Output the entries exactly as they appear. Pictures should not be included.
── Extracted data
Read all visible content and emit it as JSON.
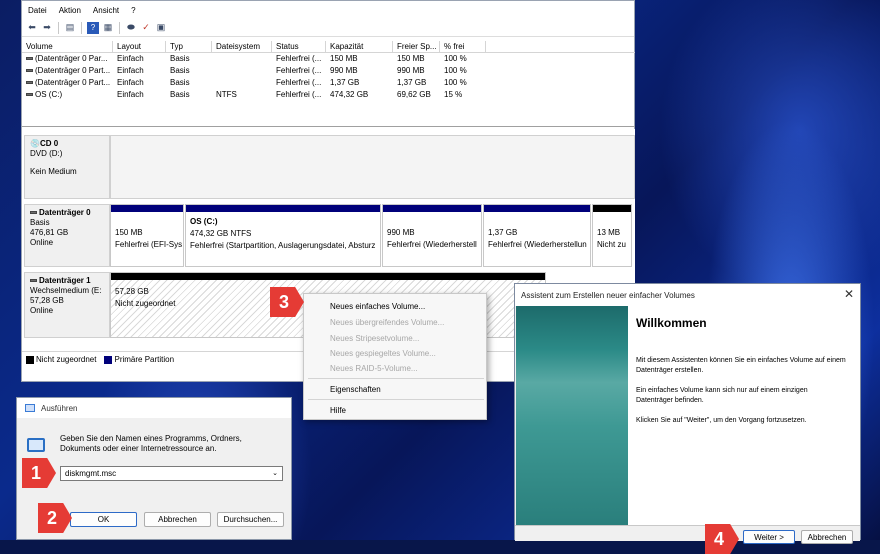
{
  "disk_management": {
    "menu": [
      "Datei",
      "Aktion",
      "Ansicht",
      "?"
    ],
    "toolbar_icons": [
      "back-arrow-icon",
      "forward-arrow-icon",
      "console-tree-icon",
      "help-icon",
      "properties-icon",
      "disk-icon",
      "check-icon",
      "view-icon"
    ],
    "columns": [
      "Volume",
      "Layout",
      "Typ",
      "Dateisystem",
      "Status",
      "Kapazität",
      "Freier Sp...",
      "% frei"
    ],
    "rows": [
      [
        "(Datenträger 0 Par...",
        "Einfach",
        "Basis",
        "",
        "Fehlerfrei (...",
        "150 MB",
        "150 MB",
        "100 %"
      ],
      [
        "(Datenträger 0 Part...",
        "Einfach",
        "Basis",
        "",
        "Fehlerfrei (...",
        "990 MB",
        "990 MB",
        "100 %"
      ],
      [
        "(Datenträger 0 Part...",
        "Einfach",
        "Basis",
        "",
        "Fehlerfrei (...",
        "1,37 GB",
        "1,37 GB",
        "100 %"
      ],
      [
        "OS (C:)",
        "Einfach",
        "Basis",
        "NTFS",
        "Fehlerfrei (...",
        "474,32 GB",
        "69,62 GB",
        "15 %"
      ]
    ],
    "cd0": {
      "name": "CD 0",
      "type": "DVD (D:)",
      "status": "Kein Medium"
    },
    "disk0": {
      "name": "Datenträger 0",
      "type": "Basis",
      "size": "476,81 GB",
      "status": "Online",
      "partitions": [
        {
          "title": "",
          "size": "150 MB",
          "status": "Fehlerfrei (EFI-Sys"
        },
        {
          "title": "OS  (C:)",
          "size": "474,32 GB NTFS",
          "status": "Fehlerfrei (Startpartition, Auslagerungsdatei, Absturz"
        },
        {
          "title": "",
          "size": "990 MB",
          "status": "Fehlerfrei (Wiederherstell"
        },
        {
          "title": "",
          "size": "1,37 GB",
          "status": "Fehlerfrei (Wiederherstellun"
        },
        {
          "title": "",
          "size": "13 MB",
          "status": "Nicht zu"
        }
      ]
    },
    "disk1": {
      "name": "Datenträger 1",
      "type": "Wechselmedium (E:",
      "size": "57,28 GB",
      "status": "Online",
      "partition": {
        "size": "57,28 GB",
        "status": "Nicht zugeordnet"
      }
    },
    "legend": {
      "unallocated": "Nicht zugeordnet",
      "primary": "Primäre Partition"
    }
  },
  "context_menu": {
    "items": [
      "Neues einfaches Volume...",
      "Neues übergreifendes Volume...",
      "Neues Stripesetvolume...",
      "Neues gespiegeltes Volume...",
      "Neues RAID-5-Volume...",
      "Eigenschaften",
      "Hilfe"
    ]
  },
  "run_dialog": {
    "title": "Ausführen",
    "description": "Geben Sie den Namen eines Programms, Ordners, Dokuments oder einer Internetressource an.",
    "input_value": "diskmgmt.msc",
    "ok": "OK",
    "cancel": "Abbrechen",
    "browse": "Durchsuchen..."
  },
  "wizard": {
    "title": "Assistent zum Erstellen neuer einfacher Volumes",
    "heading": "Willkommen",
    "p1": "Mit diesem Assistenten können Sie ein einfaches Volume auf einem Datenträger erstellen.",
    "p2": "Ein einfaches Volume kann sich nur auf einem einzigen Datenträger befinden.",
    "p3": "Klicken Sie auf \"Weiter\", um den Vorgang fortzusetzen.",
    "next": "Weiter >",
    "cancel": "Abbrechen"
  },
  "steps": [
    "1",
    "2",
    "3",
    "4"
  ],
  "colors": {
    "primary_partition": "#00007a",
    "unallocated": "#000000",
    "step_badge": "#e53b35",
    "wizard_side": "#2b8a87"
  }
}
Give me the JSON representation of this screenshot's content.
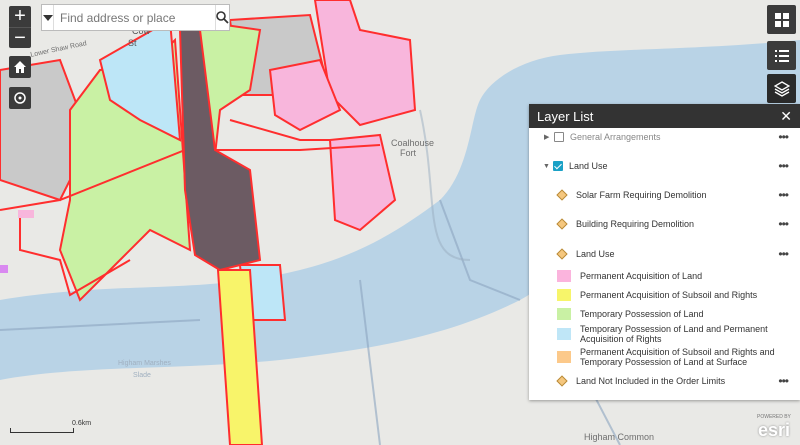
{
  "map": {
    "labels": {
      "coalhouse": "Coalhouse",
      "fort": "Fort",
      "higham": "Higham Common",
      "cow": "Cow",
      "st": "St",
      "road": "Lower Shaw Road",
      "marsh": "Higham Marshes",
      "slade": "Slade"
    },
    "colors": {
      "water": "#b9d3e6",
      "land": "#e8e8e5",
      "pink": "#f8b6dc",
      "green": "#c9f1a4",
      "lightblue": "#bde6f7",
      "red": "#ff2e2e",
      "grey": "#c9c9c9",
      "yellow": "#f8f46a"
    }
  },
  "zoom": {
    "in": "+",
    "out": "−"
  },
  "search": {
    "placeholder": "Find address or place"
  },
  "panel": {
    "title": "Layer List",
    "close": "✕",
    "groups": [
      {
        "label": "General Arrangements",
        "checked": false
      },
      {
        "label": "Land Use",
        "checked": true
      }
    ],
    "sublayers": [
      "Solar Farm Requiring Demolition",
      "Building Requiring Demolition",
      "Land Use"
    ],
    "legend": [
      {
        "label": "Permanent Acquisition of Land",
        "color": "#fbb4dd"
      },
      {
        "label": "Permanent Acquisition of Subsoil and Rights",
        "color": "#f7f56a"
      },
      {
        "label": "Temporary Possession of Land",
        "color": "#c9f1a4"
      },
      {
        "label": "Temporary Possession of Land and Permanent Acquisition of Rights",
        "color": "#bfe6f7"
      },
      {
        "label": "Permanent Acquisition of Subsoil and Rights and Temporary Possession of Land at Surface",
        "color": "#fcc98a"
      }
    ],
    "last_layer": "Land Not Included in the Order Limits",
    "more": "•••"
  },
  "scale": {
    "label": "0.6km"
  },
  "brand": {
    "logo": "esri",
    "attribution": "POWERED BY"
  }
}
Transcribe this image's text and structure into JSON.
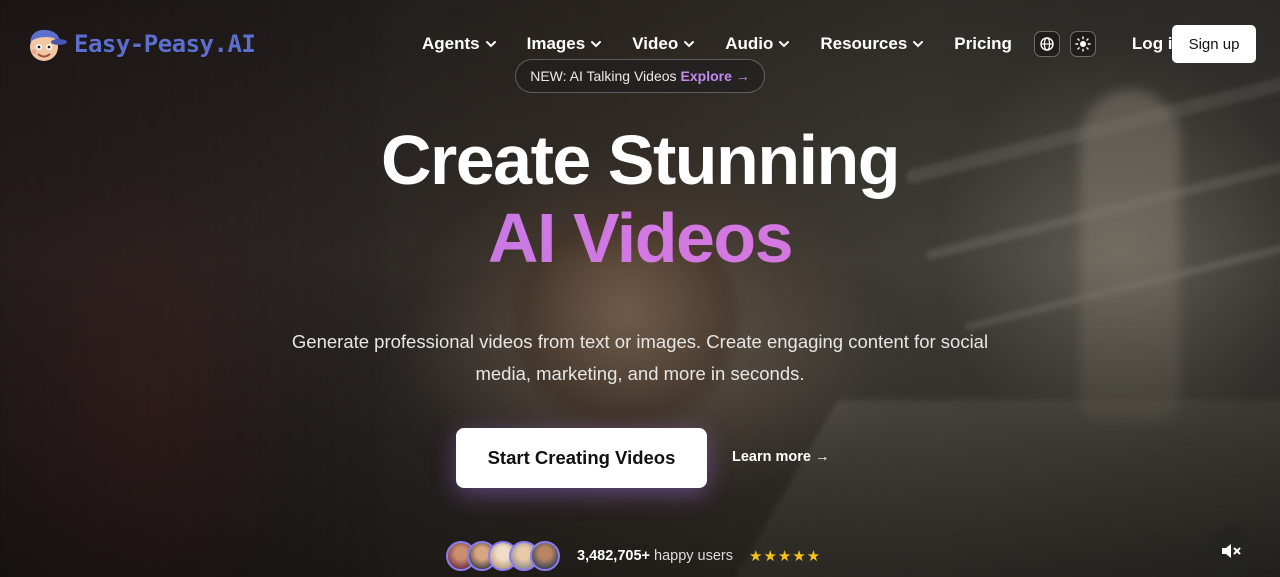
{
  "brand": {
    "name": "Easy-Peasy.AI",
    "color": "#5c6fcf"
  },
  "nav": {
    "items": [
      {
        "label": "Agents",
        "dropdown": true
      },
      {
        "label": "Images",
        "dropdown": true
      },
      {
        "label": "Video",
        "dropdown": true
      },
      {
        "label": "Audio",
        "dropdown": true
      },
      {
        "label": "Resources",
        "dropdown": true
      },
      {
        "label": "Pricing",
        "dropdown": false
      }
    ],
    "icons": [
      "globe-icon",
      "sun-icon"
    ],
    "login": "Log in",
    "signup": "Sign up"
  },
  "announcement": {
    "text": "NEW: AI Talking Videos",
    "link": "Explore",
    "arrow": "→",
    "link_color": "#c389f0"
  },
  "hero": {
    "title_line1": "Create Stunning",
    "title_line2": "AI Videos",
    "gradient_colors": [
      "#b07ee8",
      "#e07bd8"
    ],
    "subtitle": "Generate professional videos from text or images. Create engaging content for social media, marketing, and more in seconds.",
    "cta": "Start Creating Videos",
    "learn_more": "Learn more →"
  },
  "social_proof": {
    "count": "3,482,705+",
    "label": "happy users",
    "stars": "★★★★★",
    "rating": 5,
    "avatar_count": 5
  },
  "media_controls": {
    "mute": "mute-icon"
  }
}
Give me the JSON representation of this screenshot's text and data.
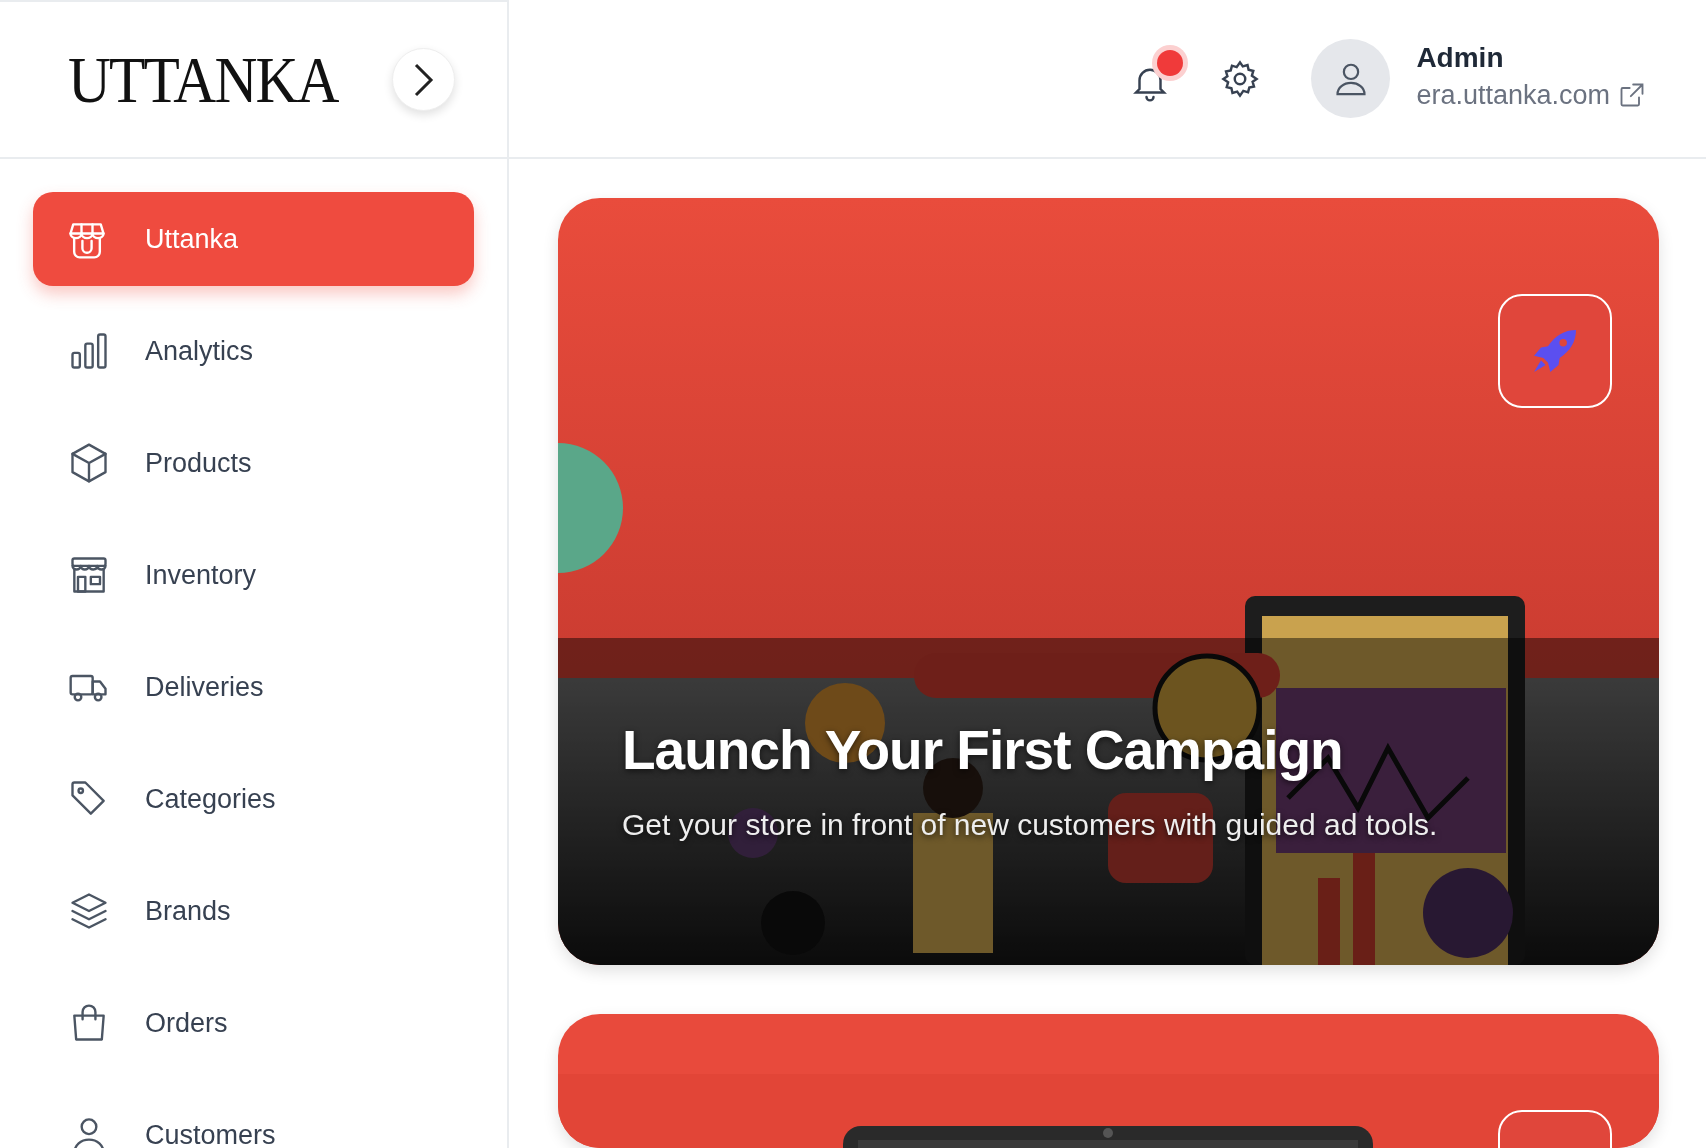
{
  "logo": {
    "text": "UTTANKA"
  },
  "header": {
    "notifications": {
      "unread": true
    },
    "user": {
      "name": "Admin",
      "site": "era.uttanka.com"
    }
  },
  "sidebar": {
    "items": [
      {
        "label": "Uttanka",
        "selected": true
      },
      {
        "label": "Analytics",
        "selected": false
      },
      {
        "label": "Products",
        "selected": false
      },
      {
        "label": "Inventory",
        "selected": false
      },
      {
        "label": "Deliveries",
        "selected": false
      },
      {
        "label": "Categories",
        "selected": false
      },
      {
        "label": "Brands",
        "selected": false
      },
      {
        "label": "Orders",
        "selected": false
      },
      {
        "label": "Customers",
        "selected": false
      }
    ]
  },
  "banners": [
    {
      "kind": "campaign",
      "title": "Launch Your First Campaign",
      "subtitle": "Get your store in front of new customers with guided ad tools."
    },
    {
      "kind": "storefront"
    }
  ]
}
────
• _Task solution_
Read all visible content and emit it as JSON.
{
  "disk_management": {
    "menu": [
      "Datei",
      "Aktion",
      "Ansicht",
      "?"
    ],
    "toolbar_icons": [
      "back-arrow-icon",
      "forward-arrow-icon",
      "console-tree-icon",
      "help-icon",
      "properties-icon",
      "disk-icon",
      "check-icon",
      "view-icon"
    ],
    "columns": [
      "Volume",
      "Layout",
      "Typ",
      "Dateisystem",
      "Status",
      "Kapazität",
      "Freier Sp...",
      "% frei"
    ],
    "rows": [
      [
        "(Datenträger 0 Par...",
        "Einfach",
        "Basis",
        "",
        "Fehlerfrei (...",
        "150 MB",
        "150 MB",
        "100 %"
      ],
      [
        "(Datenträger 0 Part...",
        "Einfach",
        "Basis",
        "",
        "Fehlerfrei (...",
        "990 MB",
        "990 MB",
        "100 %"
      ],
      [
        "(Datenträger 0 Part...",
        "Einfach",
        "Basis",
        "",
        "Fehlerfrei (...",
        "1,37 GB",
        "1,37 GB",
        "100 %"
      ],
      [
        "OS (C:)",
        "Einfach",
        "Basis",
        "NTFS",
        "Fehlerfrei (...",
        "474,32 GB",
        "69,62 GB",
        "15 %"
      ]
    ],
    "cd0": {
      "name": "CD 0",
      "type": "DVD (D:)",
      "status": "Kein Medium"
    },
    "disk0": {
      "name": "Datenträger 0",
      "type": "Basis",
      "size": "476,81 GB",
      "status": "Online",
      "partitions": [
        {
          "title": "",
          "size": "150 MB",
          "status": "Fehlerfrei (EFI-Sys"
        },
        {
          "title": "OS  (C:)",
          "size": "474,32 GB NTFS",
          "status": "Fehlerfrei (Startpartition, Auslagerungsdatei, Absturz"
        },
        {
          "title": "",
          "size": "990 MB",
          "status": "Fehlerfrei (Wiederherstell"
        },
        {
          "title": "",
          "size": "1,37 GB",
          "status": "Fehlerfrei (Wiederherstellun"
        },
        {
          "title": "",
          "size": "13 MB",
          "status": "Nicht zu"
        }
      ]
    },
    "disk1": {
      "name": "Datenträger 1",
      "type": "Wechselmedium (E:",
      "size": "57,28 GB",
      "status": "Online",
      "partition": {
        "size": "57,28 GB",
        "status": "Nicht zugeordnet"
      }
    },
    "legend": {
      "unallocated": "Nicht zugeordnet",
      "primary": "Primäre Partition"
    }
  },
  "context_menu": {
    "items": [
      "Neues einfaches Volume...",
      "Neues übergreifendes Volume...",
      "Neues Stripesetvolume...",
      "Neues gespiegeltes Volume...",
      "Neues RAID-5-Volume...",
      "Eigenschaften",
      "Hilfe"
    ]
  },
  "run_dialog": {
    "title": "Ausführen",
    "description": "Geben Sie den Namen eines Programms, Ordners, Dokuments oder einer Internetressource an.",
    "input_value": "diskmgmt.msc",
    "ok": "OK",
    "cancel": "Abbrechen",
    "browse": "Durchsuchen..."
  },
  "wizard": {
    "title": "Assistent zum Erstellen neuer einfacher Volumes",
    "heading": "Willkommen",
    "p1": "Mit diesem Assistenten können Sie ein einfaches Volume auf einem Datenträger erstellen.",
    "p2": "Ein einfaches Volume kann sich nur auf einem einzigen Datenträger befinden.",
    "p3": "Klicken Sie auf \"Weiter\", um den Vorgang fortzusetzen.",
    "next": "Weiter >",
    "cancel": "Abbrechen"
  },
  "steps": [
    "1",
    "2",
    "3",
    "4"
  ],
  "colors": {
    "primary_partition": "#00007a",
    "unallocated": "#000000",
    "step_badge": "#e53b35",
    "wizard_side": "#2b8a87"
  }
}
Give me the JSON representation of this screenshot's content.
{
  "map": {
    "labels": {
      "coalhouse": "Coalhouse",
      "fort": "Fort",
      "higham": "Higham Common",
      "cow": "Cow",
      "st": "St",
      "road": "Lower Shaw Road",
      "marsh": "Higham Marshes",
      "slade": "Slade"
    },
    "colors": {
      "water": "#b9d3e6",
      "land": "#e8e8e5",
      "pink": "#f8b6dc",
      "green": "#c9f1a4",
      "lightblue": "#bde6f7",
      "red": "#ff2e2e",
      "grey": "#c9c9c9",
      "yellow": "#f8f46a"
    }
  },
  "zoom": {
    "in": "+",
    "out": "−"
  },
  "search": {
    "placeholder": "Find address or place"
  },
  "panel": {
    "title": "Layer List",
    "close": "✕",
    "groups": [
      {
        "label": "General Arrangements",
        "checked": false
      },
      {
        "label": "Land Use",
        "checked": true
      }
    ],
    "sublayers": [
      "Solar Farm Requiring Demolition",
      "Building Requiring Demolition",
      "Land Use"
    ],
    "legend": [
      {
        "label": "Permanent Acquisition of Land",
        "color": "#fbb4dd"
      },
      {
        "label": "Permanent Acquisition of Subsoil and Rights",
        "color": "#f7f56a"
      },
      {
        "label": "Temporary Possession of Land",
        "color": "#c9f1a4"
      },
      {
        "label": "Temporary Possession of Land and Permanent Acquisition of Rights",
        "color": "#bfe6f7"
      },
      {
        "label": "Permanent Acquisition of Subsoil and Rights and Temporary Possession of Land at Surface",
        "color": "#fcc98a"
      }
    ],
    "last_layer": "Land Not Included in the Order Limits",
    "more": "•••"
  },
  "scale": {
    "label": "0.6km"
  },
  "brand": {
    "logo": "esri",
    "attribution": "POWERED BY"
  }
}
Transcribe this image's text and structure into JSON.
{
  "brand": {
    "name": "Easy-Peasy.AI",
    "color": "#5c6fcf"
  },
  "nav": {
    "items": [
      {
        "label": "Agents",
        "dropdown": true
      },
      {
        "label": "Images",
        "dropdown": true
      },
      {
        "label": "Video",
        "dropdown": true
      },
      {
        "label": "Audio",
        "dropdown": true
      },
      {
        "label": "Resources",
        "dropdown": true
      },
      {
        "label": "Pricing",
        "dropdown": false
      }
    ],
    "icons": [
      "globe-icon",
      "sun-icon"
    ],
    "login": "Log in",
    "signup": "Sign up"
  },
  "announcement": {
    "text": "NEW: AI Talking Videos",
    "link": "Explore",
    "arrow": "→",
    "link_color": "#c389f0"
  },
  "hero": {
    "title_line1": "Create Stunning",
    "title_line2": "AI Videos",
    "gradient_colors": [
      "#b07ee8",
      "#e07bd8"
    ],
    "subtitle": "Generate professional videos from text or images. Create engaging content for social media, marketing, and more in seconds.",
    "cta": "Start Creating Videos",
    "learn_more": "Learn more →"
  },
  "social_proof": {
    "count": "3,482,705+",
    "label": "happy users",
    "stars": "★★★★★",
    "rating": 5,
    "avatar_count": 5
  },
  "media_controls": {
    "mute": "mute-icon"
  }
}
Give me the JSON representation of this screenshot's text and data.
{
  "logo": {
    "text": "UTTANKA"
  },
  "header": {
    "notifications": {
      "unread": true
    },
    "user": {
      "name": "Admin",
      "site": "era.uttanka.com"
    }
  },
  "sidebar": {
    "items": [
      {
        "label": "Uttanka",
        "selected": true
      },
      {
        "label": "Analytics",
        "selected": false
      },
      {
        "label": "Products",
        "selected": false
      },
      {
        "label": "Inventory",
        "selected": false
      },
      {
        "label": "Deliveries",
        "selected": false
      },
      {
        "label": "Categories",
        "selected": false
      },
      {
        "label": "Brands",
        "selected": false
      },
      {
        "label": "Orders",
        "selected": false
      },
      {
        "label": "Customers",
        "selected": false
      }
    ]
  },
  "banners": [
    {
      "kind": "campaign",
      "title": "Launch Your First Campaign",
      "subtitle": "Get your store in front of new customers with guided ad tools."
    },
    {
      "kind": "storefront"
    }
  ]
}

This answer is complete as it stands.